Optics Tricks to Image Exoplanets

Event Date: 

Tuesday, April 16, 2013 - 4:00pm

Event Location: 

  • Broida 1640

Event Contact: 

Refreshments served at 3:40


Olivier Guyon - University of Arizona and Subaru Observatory

Directly imaging exoplanets is both scientifically exciting but notoriously challenging. Scientifically, obtaining images of rocky planets in the habitable zones of stars is key to finding if and how life developed outside the solar system. Large-scale biological activity can modify the chemical composition of the planet's atmosphere and its surface properties, both of which can be studied by spectrophotometry. The measurement is however extremely challenging, as the planet light is considerably fainter that the host star's light, and the angular separation between the two objects is about 0.1 arcsecond or less.

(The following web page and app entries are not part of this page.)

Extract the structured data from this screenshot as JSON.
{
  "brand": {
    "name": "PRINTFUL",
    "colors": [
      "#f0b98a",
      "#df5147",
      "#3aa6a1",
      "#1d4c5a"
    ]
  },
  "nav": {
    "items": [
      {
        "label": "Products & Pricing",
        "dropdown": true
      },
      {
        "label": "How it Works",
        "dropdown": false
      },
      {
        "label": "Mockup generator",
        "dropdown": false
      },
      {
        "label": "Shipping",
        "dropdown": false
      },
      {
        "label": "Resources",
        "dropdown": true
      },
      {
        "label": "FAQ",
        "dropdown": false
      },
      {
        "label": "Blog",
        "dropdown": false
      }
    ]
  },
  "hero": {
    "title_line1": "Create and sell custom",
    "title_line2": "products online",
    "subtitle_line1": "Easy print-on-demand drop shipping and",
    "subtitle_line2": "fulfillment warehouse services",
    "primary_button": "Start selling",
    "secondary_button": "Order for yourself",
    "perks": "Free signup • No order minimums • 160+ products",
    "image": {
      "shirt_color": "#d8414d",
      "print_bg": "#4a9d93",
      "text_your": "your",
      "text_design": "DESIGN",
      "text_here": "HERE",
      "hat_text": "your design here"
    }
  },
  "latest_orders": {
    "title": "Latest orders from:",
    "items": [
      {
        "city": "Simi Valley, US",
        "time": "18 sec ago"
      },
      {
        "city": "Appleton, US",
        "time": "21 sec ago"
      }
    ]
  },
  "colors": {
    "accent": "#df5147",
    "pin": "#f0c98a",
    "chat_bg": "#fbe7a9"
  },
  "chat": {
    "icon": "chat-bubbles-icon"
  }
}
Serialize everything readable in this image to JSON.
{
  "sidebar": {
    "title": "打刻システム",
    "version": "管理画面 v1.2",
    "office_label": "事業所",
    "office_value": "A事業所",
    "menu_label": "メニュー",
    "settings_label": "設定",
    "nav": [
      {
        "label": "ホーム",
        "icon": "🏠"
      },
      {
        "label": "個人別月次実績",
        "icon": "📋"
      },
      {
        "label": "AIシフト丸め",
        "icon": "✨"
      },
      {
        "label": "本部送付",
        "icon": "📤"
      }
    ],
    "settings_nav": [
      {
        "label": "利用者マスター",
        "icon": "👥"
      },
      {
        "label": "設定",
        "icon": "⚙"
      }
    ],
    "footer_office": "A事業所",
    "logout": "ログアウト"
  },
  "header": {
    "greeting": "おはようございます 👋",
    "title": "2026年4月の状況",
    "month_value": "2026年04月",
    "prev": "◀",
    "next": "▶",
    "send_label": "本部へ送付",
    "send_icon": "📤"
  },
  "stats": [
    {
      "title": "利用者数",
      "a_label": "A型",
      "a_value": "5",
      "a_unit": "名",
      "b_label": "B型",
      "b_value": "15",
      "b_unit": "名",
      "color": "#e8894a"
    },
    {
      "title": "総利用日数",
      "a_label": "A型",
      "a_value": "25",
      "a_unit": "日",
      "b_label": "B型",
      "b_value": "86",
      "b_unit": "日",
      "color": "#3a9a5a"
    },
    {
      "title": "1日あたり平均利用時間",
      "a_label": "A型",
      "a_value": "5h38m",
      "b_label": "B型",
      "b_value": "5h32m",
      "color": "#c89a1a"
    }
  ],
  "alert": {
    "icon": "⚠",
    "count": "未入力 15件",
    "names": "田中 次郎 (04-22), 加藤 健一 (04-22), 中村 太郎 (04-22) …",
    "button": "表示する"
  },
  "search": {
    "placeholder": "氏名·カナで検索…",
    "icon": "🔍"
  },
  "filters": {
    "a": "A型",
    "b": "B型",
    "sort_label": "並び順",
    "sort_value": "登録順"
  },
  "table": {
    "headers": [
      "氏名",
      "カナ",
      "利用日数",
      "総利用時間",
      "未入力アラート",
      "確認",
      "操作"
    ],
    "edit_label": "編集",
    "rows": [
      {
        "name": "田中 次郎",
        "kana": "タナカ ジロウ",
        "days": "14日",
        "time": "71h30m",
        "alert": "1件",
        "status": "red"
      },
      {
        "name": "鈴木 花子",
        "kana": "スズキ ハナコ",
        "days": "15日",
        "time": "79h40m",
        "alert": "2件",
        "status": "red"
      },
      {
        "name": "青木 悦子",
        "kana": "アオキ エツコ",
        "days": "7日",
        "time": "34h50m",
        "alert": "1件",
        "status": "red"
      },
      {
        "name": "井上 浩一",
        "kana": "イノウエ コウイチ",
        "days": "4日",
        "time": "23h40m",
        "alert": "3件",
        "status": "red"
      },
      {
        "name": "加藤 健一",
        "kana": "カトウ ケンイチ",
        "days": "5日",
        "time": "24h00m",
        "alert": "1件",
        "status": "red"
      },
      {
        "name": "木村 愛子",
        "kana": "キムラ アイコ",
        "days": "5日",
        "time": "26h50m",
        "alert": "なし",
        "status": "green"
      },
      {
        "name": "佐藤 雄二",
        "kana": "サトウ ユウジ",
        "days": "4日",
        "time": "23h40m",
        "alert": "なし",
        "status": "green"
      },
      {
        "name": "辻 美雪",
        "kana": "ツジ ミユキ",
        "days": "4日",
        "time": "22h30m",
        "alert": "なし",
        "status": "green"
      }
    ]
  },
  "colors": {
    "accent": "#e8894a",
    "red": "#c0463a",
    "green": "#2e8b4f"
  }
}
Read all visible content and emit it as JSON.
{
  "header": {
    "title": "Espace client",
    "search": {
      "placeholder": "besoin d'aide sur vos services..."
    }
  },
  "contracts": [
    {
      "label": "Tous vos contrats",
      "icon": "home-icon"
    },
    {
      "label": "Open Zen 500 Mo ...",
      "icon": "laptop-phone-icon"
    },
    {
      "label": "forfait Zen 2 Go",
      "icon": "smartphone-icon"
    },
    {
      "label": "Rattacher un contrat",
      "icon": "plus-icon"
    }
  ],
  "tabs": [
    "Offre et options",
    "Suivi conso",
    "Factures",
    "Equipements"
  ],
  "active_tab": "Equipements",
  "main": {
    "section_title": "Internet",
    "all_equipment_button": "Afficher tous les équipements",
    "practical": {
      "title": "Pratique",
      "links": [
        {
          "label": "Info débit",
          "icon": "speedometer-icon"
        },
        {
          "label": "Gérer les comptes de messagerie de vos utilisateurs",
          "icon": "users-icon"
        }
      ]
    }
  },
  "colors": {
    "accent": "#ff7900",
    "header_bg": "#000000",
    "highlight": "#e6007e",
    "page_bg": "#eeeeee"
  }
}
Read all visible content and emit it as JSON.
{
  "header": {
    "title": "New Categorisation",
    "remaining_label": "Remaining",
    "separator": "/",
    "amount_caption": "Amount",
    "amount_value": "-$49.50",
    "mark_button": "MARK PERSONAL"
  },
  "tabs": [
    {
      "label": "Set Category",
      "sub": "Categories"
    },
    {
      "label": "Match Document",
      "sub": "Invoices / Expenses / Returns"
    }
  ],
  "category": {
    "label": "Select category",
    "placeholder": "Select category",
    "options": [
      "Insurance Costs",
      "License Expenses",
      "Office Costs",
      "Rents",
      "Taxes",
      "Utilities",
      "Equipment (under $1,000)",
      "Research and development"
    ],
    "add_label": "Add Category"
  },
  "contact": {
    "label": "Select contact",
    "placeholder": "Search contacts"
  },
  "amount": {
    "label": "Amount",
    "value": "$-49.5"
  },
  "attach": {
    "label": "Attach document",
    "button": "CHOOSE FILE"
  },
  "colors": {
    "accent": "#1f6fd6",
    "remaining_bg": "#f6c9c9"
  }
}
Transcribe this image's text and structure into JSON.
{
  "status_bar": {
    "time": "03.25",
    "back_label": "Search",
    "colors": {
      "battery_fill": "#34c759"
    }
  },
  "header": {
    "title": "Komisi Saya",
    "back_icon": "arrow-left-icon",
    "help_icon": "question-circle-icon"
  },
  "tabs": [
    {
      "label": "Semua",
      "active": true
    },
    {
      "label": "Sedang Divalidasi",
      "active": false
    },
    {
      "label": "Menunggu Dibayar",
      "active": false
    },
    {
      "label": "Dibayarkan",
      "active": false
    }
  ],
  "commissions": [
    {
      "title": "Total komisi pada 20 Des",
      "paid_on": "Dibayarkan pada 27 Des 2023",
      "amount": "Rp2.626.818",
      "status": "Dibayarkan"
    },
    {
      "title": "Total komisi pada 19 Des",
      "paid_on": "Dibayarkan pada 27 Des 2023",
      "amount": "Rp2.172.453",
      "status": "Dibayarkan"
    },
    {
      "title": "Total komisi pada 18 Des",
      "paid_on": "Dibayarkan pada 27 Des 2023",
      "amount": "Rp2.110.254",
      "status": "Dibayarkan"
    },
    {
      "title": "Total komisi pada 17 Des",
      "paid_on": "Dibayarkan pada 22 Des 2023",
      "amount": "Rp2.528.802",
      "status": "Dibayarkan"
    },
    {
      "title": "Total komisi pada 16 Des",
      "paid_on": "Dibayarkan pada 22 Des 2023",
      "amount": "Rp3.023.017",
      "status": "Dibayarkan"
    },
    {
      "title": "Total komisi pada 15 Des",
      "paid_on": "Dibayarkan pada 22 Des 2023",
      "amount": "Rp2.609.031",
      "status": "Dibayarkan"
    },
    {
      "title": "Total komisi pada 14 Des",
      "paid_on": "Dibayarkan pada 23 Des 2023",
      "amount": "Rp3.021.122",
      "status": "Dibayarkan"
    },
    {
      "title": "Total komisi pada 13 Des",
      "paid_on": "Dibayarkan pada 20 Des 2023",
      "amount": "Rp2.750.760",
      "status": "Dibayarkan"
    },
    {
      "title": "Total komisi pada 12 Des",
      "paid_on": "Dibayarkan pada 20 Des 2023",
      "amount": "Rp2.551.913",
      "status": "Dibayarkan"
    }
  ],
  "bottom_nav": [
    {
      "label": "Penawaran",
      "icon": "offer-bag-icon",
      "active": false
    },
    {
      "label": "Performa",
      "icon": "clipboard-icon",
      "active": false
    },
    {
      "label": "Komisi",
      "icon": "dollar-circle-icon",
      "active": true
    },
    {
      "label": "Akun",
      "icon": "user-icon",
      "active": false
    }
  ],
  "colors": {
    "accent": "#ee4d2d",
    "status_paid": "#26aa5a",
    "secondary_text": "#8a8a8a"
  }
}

Conventional imaging systems cannot overcome the high star to planet contrast, and unusual optics are required for imaging exoplanets. I will describe such systems (coronagraphs) and the upcoming scientific opportunities associated with their deployment on ground-based telescopes and in space. I will show that ground-based extremely large telescopes (ELTs) will have the ability to directly image and spectroscopically characterize rocky planets in the habitable zones of nearby M-type stars, thus providing scientific evidence for (or against) the presence of life outside our solar system. Space telescopes operating in optical light are well suited to target Earth-like planets around Sun-like stars.